Malinda H. Kennedy

Learn More
Campylobacter species are a leading cause of foodborne illness in the United States, but few population-based data describing patterns and trends of disease are available. We summarize data on culture-confirmed cases of Campylobacter infection reported during 1996-1999 to the Foodborne Diseases Active Surveillance Network (FoodNet) system. The average(More)
BACKGROUND Debates exist as to whether, as overall population health improves, the absolute and relative magnitude of income- and race/ethnicity-related health disparities necessarily increase-or decrease. We accordingly decided to test the hypothesis that health inequities widen-or shrink-in a context of declining mortality rates, by examining annual US(More)

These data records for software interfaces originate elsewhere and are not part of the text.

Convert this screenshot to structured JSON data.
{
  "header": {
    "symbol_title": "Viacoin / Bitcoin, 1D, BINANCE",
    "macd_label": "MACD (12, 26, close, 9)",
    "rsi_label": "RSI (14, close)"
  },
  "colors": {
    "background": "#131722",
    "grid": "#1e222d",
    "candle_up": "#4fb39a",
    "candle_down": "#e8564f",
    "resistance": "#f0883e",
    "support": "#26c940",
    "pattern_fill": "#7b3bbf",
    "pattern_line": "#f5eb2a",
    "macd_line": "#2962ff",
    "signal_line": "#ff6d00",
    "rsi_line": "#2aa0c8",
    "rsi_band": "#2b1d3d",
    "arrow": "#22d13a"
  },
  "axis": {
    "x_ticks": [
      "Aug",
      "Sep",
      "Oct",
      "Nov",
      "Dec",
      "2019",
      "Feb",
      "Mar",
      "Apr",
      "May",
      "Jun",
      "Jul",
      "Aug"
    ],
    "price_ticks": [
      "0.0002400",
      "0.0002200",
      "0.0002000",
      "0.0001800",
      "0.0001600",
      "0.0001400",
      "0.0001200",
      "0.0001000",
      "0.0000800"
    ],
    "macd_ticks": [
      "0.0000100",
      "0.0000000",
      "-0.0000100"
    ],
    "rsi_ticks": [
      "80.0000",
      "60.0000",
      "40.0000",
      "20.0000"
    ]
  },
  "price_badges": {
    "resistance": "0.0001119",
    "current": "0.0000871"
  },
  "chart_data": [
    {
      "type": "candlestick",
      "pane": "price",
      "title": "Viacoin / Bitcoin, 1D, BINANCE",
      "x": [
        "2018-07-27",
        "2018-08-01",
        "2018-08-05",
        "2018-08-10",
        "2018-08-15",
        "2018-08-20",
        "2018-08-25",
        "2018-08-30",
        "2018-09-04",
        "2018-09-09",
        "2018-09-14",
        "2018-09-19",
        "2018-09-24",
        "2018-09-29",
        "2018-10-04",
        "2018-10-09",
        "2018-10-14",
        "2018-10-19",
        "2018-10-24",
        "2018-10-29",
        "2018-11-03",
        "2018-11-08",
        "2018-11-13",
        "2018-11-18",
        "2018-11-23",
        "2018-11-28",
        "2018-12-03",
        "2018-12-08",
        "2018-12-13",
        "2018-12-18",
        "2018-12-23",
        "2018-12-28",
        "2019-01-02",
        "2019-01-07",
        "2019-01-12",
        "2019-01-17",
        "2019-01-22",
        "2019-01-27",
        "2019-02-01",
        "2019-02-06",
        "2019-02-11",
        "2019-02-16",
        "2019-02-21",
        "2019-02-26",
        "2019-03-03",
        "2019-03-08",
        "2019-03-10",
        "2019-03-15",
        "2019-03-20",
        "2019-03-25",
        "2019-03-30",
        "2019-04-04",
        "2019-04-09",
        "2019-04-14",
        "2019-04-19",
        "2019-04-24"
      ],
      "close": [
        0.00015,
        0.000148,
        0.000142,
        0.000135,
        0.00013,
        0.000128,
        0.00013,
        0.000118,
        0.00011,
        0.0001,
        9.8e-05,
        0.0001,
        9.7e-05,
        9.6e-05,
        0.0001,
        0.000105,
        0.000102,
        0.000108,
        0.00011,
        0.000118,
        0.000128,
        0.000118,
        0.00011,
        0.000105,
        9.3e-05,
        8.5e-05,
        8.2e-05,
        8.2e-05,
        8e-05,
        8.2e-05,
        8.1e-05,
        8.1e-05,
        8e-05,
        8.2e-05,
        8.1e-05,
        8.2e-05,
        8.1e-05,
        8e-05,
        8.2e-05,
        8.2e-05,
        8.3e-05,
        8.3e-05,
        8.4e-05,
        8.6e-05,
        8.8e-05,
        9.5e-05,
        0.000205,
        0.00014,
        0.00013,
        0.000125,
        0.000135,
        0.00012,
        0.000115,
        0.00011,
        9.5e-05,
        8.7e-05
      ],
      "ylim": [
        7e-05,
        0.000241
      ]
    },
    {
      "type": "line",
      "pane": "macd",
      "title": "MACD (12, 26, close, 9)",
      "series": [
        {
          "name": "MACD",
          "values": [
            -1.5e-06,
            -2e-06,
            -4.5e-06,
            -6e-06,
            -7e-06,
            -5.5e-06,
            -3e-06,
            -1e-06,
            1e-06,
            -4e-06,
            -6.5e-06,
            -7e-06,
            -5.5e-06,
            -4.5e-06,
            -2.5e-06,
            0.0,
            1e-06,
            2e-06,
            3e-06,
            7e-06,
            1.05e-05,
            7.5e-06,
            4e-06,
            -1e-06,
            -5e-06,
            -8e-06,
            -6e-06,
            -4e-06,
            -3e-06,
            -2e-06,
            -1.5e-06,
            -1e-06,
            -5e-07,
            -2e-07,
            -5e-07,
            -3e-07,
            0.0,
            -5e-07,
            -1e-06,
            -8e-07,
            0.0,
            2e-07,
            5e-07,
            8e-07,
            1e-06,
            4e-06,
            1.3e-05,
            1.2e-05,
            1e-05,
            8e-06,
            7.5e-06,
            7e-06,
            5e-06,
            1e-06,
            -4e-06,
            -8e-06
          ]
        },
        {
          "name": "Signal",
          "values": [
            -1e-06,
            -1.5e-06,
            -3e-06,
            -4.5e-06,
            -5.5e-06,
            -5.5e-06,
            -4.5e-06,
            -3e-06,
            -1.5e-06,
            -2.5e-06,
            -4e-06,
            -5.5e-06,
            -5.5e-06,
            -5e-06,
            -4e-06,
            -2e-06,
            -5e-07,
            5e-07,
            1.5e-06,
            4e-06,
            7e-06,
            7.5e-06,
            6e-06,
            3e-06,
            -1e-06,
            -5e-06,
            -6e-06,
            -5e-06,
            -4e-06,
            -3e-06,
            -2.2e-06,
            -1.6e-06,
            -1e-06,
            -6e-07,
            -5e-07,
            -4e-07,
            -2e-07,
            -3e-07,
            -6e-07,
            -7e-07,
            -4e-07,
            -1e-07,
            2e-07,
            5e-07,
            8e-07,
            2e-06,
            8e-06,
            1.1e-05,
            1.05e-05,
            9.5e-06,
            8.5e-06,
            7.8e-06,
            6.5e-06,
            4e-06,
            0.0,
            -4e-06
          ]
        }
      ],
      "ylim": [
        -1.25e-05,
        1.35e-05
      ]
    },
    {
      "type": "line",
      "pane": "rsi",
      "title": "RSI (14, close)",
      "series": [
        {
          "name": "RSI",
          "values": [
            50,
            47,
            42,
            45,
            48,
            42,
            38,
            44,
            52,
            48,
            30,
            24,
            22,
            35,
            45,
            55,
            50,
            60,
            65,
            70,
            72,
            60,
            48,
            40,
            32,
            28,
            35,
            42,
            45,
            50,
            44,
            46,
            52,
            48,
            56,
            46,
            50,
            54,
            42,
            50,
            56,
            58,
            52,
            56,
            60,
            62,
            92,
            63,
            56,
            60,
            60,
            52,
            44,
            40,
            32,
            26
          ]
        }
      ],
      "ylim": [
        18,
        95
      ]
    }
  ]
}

To assess trends in the burden of acute diarrheal illness, the Foodborne Diseases Active Surveillance Network (FoodNet) conducted a population-based telephone survey during 1998-1999, using a random-digit-dialing, single-stage Genesys-ID sampling method. During the 12-month study period, 12,755 persons were interviewed; after the exclusion of persons with(More)

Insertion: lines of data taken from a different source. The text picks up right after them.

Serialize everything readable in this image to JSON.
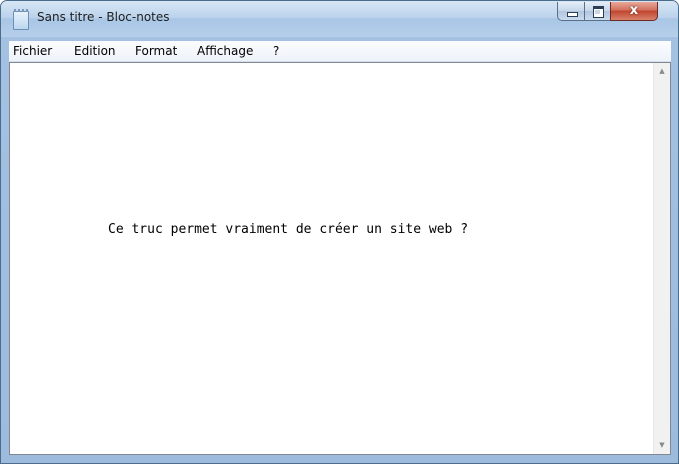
{
  "window": {
    "title": "Sans titre - Bloc-notes",
    "app_icon": "notepad-icon",
    "controls": {
      "minimize_icon": "minimize-icon",
      "maximize_icon": "maximize-icon",
      "close_glyph": "x"
    }
  },
  "menubar": {
    "items": [
      {
        "label": "Fichier"
      },
      {
        "label": "Edition"
      },
      {
        "label": "Format"
      },
      {
        "label": "Affichage"
      },
      {
        "label": "?"
      }
    ]
  },
  "editor": {
    "text": "Ce truc permet vraiment de créer un site web ?"
  },
  "scrollbar": {
    "up_glyph": "▲",
    "down_glyph": "▼"
  },
  "colors": {
    "titlebar": "#b9d1ea",
    "close_button": "#c0462f",
    "editor_bg": "#ffffff"
  }
}
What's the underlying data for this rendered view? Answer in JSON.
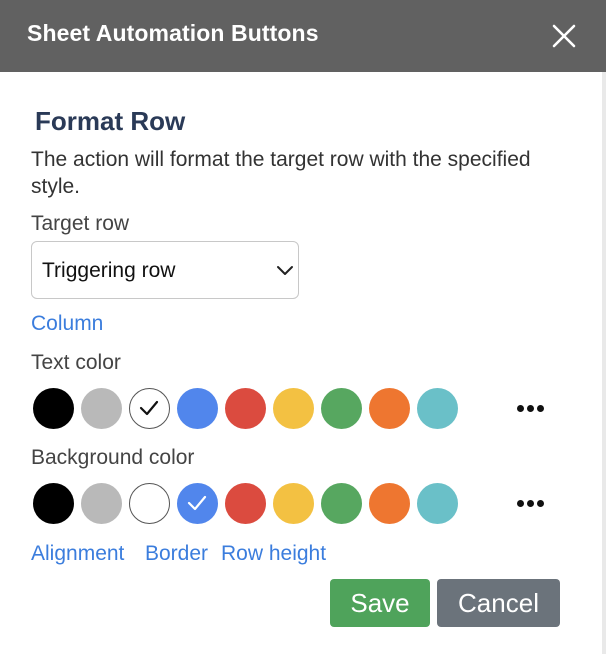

Nontyphoidal Salmonella causes a higher proportion of food-related deaths annually than any other bacterial pathogen in the United States. We reviewed 4 years (1996-1999) of population-based active surveillance data on laboratory-confirmed Salmonella infections from the Emerging Infections Program's Foodborne Diseases Active Surveillance Network (FoodNet),(More)
The Foodborne Disease Active Surveillance Network (FoodNet) seeks to determine and to monitor the burden of foodborne diseases in the United States more precisely and to attribute these diseases to specific food vehicles or other exposures. These objectives present statistical and epidemiologic challenges. Estimates of the burden of foodborne diseases(More)
In the summer of 1998, a large outbreak of Escherichia coli O157:H7 infections occurred in Alpine, Wyoming. We identified 157 ill persons; stool from 71 (45%) yielded E. coli O157:H7. In two cohort studies, illness was significantly associated with drinking municipal water (town residents: adjusted odds ratio=10.1, 95% confidence intervals [CI]=1.8-56.4;(More)
Few US clinical laboratories screen stool specimens for Shiga toxin-producing Escherichia coli (STEC) other than E. coli O157. An outbreak of STEC O111:H8 infections indistinguishable from E. coli O157:H7 at a youth camp highlights the need to improve non-O157 STEC surveillance. Interviews of 521 (80%) of 650 attendees revealed 55 (11%) were ill; 2(More)
Salmonella serotype Enteritidis (SE) emerged as the most common Salmonella serotype among infected persons in the United States during the 1980s and 1990s, with infections reaching a peak in 1995. During the past decade, farm-to-table control measures have been instituted in the United States, particularly in regions with the highest incidence of SE(More)
To determine the burden of illness caused by Escherichia coli O157 infections in populations in Foodborne Diseases Active Surveillance Network (FoodNet) surveillance areas, we initiated active, laboratory-based surveillance and surveyed laboratories, physicians, and the general public regarding the factors associated with the diagnosis and surveillance of(More)
BACKGROUND Recent studies have emphasized the role of psychosocial stressors as a determinant of asthma, and neighborhoods can be a potential source of such stressors. We investigated the association between parental perception of neighborhood safety and reported lifetime asthma among children. METHODOLOGY/PRINCIPAL FINDINGS Data for the study came from(More)
  • 1